• _WORK REQUIRED_
What you give back must match the records below exactly, apart from the pictures, which are omitted.

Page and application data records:
== Segment start ==

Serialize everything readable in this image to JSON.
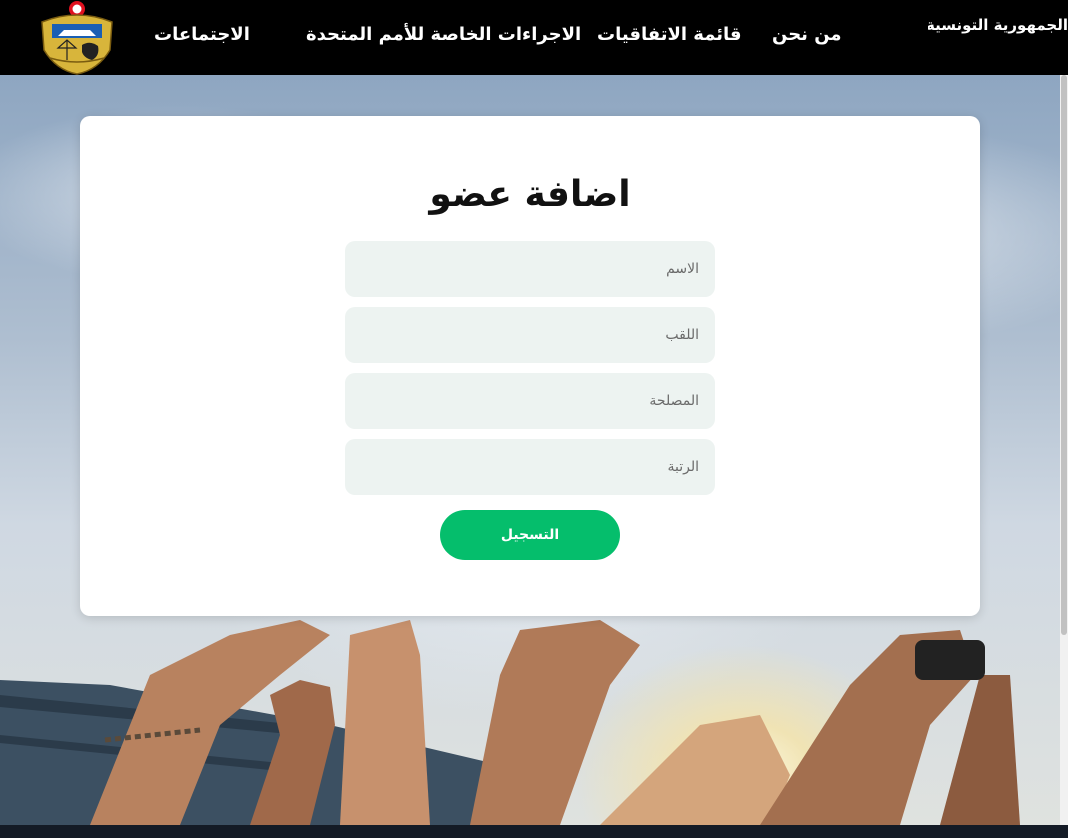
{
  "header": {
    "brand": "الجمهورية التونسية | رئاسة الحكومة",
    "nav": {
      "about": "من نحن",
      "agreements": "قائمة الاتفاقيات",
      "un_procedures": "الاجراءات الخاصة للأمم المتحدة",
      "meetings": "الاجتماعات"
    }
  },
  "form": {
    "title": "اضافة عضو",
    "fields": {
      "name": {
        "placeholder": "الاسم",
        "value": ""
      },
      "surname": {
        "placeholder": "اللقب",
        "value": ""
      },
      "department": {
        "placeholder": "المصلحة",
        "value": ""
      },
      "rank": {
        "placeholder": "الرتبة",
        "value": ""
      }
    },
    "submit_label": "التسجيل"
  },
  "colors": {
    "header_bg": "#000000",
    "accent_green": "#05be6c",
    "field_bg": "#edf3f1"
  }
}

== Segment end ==

• _RESPONSE TO THE EXERCISE_
Serialize everything readable in this image to JSON.
{
  "header": {
    "brand": "الجمهورية التونسية | رئاسة الحكومة",
    "nav": {
      "about": "من نحن",
      "agreements": "قائمة الاتفاقيات",
      "un_procedures": "الاجراءات الخاصة للأمم المتحدة",
      "meetings": "الاجتماعات"
    }
  },
  "form": {
    "title": "اضافة عضو",
    "fields": {
      "name": {
        "placeholder": "الاسم",
        "value": ""
      },
      "surname": {
        "placeholder": "اللقب",
        "value": ""
      },
      "department": {
        "placeholder": "المصلحة",
        "value": ""
      },
      "rank": {
        "placeholder": "الرتبة",
        "value": ""
      }
    },
    "submit_label": "التسجيل"
  },
  "colors": {
    "header_bg": "#000000",
    "accent_green": "#05be6c",
    "field_bg": "#edf3f1"
  }
}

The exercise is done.